TASK DESCRIPTION: Count how many lines in the entries below hold the string "author", and respond with that number only.

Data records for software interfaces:
-=-=-

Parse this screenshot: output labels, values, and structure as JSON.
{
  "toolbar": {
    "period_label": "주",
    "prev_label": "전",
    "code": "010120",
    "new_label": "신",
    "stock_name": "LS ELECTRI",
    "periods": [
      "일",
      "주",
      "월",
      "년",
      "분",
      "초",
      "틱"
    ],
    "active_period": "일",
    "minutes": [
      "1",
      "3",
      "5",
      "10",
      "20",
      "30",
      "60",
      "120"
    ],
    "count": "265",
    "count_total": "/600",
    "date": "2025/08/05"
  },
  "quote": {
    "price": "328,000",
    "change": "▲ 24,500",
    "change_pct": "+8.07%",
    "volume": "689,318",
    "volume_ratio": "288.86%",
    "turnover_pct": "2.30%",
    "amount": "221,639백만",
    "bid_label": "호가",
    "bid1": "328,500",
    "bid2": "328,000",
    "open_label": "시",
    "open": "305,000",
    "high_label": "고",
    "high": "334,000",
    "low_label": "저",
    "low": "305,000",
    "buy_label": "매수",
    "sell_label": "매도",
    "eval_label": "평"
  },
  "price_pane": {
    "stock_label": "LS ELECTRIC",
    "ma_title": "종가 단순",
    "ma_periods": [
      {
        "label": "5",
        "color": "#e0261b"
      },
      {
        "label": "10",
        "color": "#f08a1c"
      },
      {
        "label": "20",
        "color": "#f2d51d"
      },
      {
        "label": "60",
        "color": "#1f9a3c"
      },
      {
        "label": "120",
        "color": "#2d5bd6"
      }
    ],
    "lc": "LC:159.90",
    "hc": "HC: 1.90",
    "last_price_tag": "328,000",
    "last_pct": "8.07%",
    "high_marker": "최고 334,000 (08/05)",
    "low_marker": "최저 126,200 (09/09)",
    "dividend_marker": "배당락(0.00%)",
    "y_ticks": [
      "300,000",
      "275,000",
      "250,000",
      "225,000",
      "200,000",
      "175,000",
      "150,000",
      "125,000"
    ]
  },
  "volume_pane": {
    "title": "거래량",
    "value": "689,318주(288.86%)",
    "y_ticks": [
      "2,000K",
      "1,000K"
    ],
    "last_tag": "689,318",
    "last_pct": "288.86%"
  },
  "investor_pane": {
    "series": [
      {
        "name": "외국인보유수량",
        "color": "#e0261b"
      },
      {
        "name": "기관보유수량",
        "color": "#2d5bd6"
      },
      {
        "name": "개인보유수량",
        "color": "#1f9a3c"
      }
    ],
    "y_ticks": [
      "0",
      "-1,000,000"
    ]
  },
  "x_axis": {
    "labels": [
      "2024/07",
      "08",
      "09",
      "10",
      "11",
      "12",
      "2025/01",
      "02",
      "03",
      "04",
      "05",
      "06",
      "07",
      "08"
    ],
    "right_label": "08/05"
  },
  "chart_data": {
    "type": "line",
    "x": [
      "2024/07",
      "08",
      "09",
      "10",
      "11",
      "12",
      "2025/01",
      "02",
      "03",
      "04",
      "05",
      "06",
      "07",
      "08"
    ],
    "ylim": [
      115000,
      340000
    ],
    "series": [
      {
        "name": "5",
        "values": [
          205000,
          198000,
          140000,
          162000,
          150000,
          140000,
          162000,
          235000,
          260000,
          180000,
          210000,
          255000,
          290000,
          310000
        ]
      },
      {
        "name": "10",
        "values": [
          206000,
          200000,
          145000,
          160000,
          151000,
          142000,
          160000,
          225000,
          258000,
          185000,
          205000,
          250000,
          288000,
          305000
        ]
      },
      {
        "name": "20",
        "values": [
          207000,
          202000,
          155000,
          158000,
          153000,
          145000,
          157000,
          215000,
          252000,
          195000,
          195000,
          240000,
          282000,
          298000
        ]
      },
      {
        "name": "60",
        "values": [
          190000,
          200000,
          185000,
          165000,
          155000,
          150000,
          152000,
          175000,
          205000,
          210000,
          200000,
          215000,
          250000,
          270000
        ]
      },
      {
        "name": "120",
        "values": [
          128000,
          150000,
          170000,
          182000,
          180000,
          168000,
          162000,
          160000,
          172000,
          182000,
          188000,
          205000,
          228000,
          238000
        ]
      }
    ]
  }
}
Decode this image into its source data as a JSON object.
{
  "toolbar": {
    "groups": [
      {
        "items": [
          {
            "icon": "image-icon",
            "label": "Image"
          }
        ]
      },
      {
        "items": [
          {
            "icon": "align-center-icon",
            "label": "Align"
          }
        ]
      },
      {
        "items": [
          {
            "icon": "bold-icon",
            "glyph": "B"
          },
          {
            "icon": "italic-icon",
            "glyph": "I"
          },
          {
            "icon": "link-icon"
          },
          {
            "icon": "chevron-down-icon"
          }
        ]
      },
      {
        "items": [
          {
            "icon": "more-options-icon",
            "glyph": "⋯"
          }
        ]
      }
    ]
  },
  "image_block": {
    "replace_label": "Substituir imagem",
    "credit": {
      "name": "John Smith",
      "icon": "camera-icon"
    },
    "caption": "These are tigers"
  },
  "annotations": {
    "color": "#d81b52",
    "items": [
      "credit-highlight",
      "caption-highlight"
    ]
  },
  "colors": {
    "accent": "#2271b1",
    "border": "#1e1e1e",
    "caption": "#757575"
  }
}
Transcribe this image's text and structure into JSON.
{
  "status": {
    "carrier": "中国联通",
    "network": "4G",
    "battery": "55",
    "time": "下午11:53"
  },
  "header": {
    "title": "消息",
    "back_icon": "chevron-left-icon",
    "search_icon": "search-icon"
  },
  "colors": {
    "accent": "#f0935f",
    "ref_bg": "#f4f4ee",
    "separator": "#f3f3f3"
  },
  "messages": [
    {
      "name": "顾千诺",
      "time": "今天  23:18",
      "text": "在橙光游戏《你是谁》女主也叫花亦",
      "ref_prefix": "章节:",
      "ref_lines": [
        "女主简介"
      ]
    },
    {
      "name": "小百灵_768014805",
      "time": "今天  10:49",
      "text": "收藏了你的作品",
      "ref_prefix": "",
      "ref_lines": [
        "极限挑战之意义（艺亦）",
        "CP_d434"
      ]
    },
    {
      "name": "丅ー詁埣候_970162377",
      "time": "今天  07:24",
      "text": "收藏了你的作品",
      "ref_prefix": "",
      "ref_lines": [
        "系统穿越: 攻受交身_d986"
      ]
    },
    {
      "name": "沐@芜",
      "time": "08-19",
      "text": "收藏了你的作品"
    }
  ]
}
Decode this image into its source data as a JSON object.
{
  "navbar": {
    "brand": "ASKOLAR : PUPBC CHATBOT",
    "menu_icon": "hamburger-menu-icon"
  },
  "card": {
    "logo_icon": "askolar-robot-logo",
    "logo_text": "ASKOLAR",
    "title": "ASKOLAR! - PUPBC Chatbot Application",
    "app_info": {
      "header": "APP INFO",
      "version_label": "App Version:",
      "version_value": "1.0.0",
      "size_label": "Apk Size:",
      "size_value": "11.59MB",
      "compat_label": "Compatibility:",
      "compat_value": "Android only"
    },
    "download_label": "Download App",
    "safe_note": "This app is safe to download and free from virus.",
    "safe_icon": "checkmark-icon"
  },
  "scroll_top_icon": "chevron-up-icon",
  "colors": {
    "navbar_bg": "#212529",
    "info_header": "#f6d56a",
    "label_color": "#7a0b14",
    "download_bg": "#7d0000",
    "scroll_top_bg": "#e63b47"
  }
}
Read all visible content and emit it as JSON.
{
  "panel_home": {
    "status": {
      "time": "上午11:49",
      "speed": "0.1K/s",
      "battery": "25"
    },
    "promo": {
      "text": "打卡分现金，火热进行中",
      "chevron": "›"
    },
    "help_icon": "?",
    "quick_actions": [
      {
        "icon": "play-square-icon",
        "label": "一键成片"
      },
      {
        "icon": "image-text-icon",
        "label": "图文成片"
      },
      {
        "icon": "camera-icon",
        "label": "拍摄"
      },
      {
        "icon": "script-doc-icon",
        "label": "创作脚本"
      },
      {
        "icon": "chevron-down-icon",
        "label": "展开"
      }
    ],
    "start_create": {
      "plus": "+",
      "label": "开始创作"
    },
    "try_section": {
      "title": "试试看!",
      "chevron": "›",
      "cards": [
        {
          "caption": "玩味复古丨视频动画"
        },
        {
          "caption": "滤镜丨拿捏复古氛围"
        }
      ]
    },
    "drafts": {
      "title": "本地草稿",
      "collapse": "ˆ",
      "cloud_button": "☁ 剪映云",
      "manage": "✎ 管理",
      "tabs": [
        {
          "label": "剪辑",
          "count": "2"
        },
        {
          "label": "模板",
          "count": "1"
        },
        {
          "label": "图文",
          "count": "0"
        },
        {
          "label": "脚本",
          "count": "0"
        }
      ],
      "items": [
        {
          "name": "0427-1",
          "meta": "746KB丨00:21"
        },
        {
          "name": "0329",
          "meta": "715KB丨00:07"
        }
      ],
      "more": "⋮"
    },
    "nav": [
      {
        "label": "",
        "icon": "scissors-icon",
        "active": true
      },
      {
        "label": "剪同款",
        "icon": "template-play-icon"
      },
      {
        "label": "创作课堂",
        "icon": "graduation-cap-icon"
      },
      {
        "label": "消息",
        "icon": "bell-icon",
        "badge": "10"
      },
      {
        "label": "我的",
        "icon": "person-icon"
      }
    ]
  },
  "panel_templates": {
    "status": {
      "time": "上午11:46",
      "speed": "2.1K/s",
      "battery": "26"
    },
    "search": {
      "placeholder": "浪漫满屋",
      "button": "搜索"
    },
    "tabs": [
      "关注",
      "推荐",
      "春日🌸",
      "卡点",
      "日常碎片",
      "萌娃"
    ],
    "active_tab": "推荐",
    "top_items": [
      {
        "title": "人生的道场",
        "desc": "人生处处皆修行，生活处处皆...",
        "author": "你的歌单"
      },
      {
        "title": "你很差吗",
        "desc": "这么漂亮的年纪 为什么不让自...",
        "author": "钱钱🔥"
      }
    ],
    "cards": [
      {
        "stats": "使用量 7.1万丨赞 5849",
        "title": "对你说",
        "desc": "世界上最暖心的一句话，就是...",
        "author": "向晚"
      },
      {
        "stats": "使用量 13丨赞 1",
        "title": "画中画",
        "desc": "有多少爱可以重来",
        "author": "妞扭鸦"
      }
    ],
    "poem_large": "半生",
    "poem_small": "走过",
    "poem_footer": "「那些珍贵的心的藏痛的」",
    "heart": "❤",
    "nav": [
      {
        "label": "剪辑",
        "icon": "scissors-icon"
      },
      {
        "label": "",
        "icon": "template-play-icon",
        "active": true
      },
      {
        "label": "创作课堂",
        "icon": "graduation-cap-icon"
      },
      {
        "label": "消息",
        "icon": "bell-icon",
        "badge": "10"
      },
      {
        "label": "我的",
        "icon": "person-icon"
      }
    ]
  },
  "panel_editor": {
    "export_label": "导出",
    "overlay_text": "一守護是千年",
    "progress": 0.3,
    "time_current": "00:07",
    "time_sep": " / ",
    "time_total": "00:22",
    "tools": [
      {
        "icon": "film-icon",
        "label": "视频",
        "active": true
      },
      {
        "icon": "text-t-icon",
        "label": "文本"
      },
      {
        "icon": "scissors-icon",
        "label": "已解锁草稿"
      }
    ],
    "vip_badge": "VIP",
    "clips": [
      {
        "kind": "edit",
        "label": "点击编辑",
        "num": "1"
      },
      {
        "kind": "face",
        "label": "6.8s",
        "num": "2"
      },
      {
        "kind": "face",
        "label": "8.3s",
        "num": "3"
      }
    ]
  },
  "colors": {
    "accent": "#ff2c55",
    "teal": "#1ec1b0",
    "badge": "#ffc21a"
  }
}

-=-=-

OUTPUT OF THE TASK: 4